[Stored dataset items]
————————
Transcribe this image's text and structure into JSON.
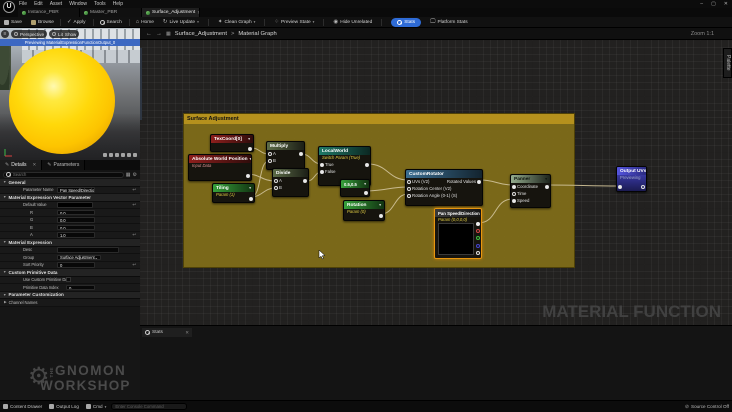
{
  "window": {
    "menus": [
      "File",
      "Edit",
      "Asset",
      "Window",
      "Tools",
      "Help"
    ],
    "logo": "U",
    "controls": {
      "minimize": "–",
      "maximize": "▢",
      "close": "✕"
    }
  },
  "tabs": [
    {
      "label": "Instance_PBR"
    },
    {
      "label": "Master_PBR"
    },
    {
      "label": "Surface_Adjustment"
    }
  ],
  "toolbar": {
    "save": "Save",
    "browse": "Browse",
    "apply": "Apply",
    "search": "Search",
    "home": "Home",
    "live_update": "Live Update",
    "clean_graph": "Clean Graph",
    "preview_state": "Preview State",
    "hide_unrelated": "Hide Unrelated",
    "stats": "Stats",
    "platform_stats": "Platform Stats"
  },
  "viewport": {
    "perspective": "Perspective",
    "lit": "Lit",
    "show": "Show",
    "previewing": "Previewing MaterialExpressionFunctionOutput_0"
  },
  "details": {
    "tab_details": "Details",
    "tab_parameters": "Parameters",
    "search_placeholder": "Search",
    "general_title": "General",
    "param_name_label": "Parameter Name",
    "param_name_value": "Pan Speed/Direction",
    "vector_param_title": "Material Expression Vector Parameter",
    "default_value_label": "Default Value",
    "channels": [
      {
        "label": "R",
        "value": "0.0"
      },
      {
        "label": "G",
        "value": "0.0"
      },
      {
        "label": "B",
        "value": "0.0"
      },
      {
        "label": "A",
        "value": "1.0"
      }
    ],
    "material_expression_title": "Material Expression",
    "desc_label": "Desc",
    "group_label": "Group",
    "group_value": "Surface Adjustment",
    "sort_label": "Sort Priority",
    "sort_value": "0",
    "custom_primitive_title": "Custom Primitive Data",
    "use_custom_label": "Use Custom Primitive Data",
    "prim_index_label": "Primitive Data Index",
    "prim_index_value": "0",
    "param_custom_title": "Parameter Customization",
    "channel_names_title": "Channel Names"
  },
  "graph": {
    "breadcrumb_left": "Surface_Adjustment",
    "breadcrumb_sep": ">",
    "breadcrumb_right": "Material Graph",
    "zoom_label": "Zoom 1:1",
    "palette_label": "Palette",
    "comment_title": "Surface Adjustment",
    "watermark": "MATERIAL FUNCTION",
    "stats_tab": "Stats",
    "nodes": {
      "texcoord": {
        "title": "TexCoord[0]"
      },
      "multiply": {
        "title": "Multiply",
        "in_a": "A",
        "in_b": "B"
      },
      "awp": {
        "title": "Absolute World Position",
        "subtitle": "Input Data"
      },
      "divide": {
        "title": "Divide",
        "in_a": "A",
        "in_b": "B"
      },
      "tiling": {
        "title": "Tiling",
        "subtitle": "Param (1)"
      },
      "localworld": {
        "title": "LocalWorld",
        "subtitle": "Switch Param (True)",
        "in_true": "True",
        "in_false": "False"
      },
      "const2": {
        "title": "0.5,0.5"
      },
      "rotation": {
        "title": "Rotation",
        "subtitle": "Param (0)"
      },
      "customrotator": {
        "title": "CustomRotator",
        "in_uvs": "UVs (V2)",
        "in_center": "Rotation Center (V2)",
        "in_angle": "Rotation Angle (0-1) (S)",
        "out": "Rotated Values"
      },
      "panspeed": {
        "title": "Pan Speed/Direction",
        "subtitle": "Param (0,0,0,0)"
      },
      "panner": {
        "title": "Panner",
        "in_coordinate": "Coordinate",
        "in_time": "Time",
        "in_speed": "Speed"
      },
      "output": {
        "title": "Output UVs",
        "subtitle": "Previewing"
      }
    }
  },
  "statusbar": {
    "content_drawer": "Content Drawer",
    "output_log": "Output Log",
    "cmd": "Cmd",
    "console_placeholder": "Enter Console Command",
    "source_control": "Source Control Off"
  },
  "brand": {
    "the": "THE",
    "line1": "GNOMON",
    "line2": "WORKSHOP"
  }
}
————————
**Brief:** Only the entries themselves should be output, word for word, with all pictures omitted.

**Response to the task:**
Transcribe this image's text and structure into JSON.
{
  "window": {
    "menus": [
      "File",
      "Edit",
      "Asset",
      "Window",
      "Tools",
      "Help"
    ],
    "logo": "U",
    "controls": {
      "minimize": "–",
      "maximize": "▢",
      "close": "✕"
    }
  },
  "tabs": [
    {
      "label": "Instance_PBR"
    },
    {
      "label": "Master_PBR"
    },
    {
      "label": "Surface_Adjustment"
    }
  ],
  "toolbar": {
    "save": "Save",
    "browse": "Browse",
    "apply": "Apply",
    "search": "Search",
    "home": "Home",
    "live_update": "Live Update",
    "clean_graph": "Clean Graph",
    "preview_state": "Preview State",
    "hide_unrelated": "Hide Unrelated",
    "stats": "Stats",
    "platform_stats": "Platform Stats"
  },
  "viewport": {
    "perspective": "Perspective",
    "lit": "Lit",
    "show": "Show",
    "previewing": "Previewing MaterialExpressionFunctionOutput_0"
  },
  "details": {
    "tab_details": "Details",
    "tab_parameters": "Parameters",
    "search_placeholder": "Search",
    "general_title": "General",
    "param_name_label": "Parameter Name",
    "param_name_value": "Pan Speed/Direction",
    "vector_param_title": "Material Expression Vector Parameter",
    "default_value_label": "Default Value",
    "channels": [
      {
        "label": "R",
        "value": "0.0"
      },
      {
        "label": "G",
        "value": "0.0"
      },
      {
        "label": "B",
        "value": "0.0"
      },
      {
        "label": "A",
        "value": "1.0"
      }
    ],
    "material_expression_title": "Material Expression",
    "desc_label": "Desc",
    "group_label": "Group",
    "group_value": "Surface Adjustment",
    "sort_label": "Sort Priority",
    "sort_value": "0",
    "custom_primitive_title": "Custom Primitive Data",
    "use_custom_label": "Use Custom Primitive Data",
    "prim_index_label": "Primitive Data Index",
    "prim_index_value": "0",
    "param_custom_title": "Parameter Customization",
    "channel_names_title": "Channel Names"
  },
  "graph": {
    "breadcrumb_left": "Surface_Adjustment",
    "breadcrumb_sep": ">",
    "breadcrumb_right": "Material Graph",
    "zoom_label": "Zoom 1:1",
    "palette_label": "Palette",
    "comment_title": "Surface Adjustment",
    "watermark": "MATERIAL FUNCTION",
    "stats_tab": "Stats",
    "nodes": {
      "texcoord": {
        "title": "TexCoord[0]"
      },
      "multiply": {
        "title": "Multiply",
        "in_a": "A",
        "in_b": "B"
      },
      "awp": {
        "title": "Absolute World Position",
        "subtitle": "Input Data"
      },
      "divide": {
        "title": "Divide",
        "in_a": "A",
        "in_b": "B"
      },
      "tiling": {
        "title": "Tiling",
        "subtitle": "Param (1)"
      },
      "localworld": {
        "title": "LocalWorld",
        "subtitle": "Switch Param (True)",
        "in_true": "True",
        "in_false": "False"
      },
      "const2": {
        "title": "0.5,0.5"
      },
      "rotation": {
        "title": "Rotation",
        "subtitle": "Param (0)"
      },
      "customrotator": {
        "title": "CustomRotator",
        "in_uvs": "UVs (V2)",
        "in_center": "Rotation Center (V2)",
        "in_angle": "Rotation Angle (0-1) (S)",
        "out": "Rotated Values"
      },
      "panspeed": {
        "title": "Pan Speed/Direction",
        "subtitle": "Param (0,0,0,0)"
      },
      "panner": {
        "title": "Panner",
        "in_coordinate": "Coordinate",
        "in_time": "Time",
        "in_speed": "Speed"
      },
      "output": {
        "title": "Output UVs",
        "subtitle": "Previewing"
      }
    }
  },
  "statusbar": {
    "content_drawer": "Content Drawer",
    "output_log": "Output Log",
    "cmd": "Cmd",
    "console_placeholder": "Enter Console Command",
    "source_control": "Source Control Off"
  },
  "brand": {
    "the": "THE",
    "line1": "GNOMON",
    "line2": "WORKSHOP"
  }
}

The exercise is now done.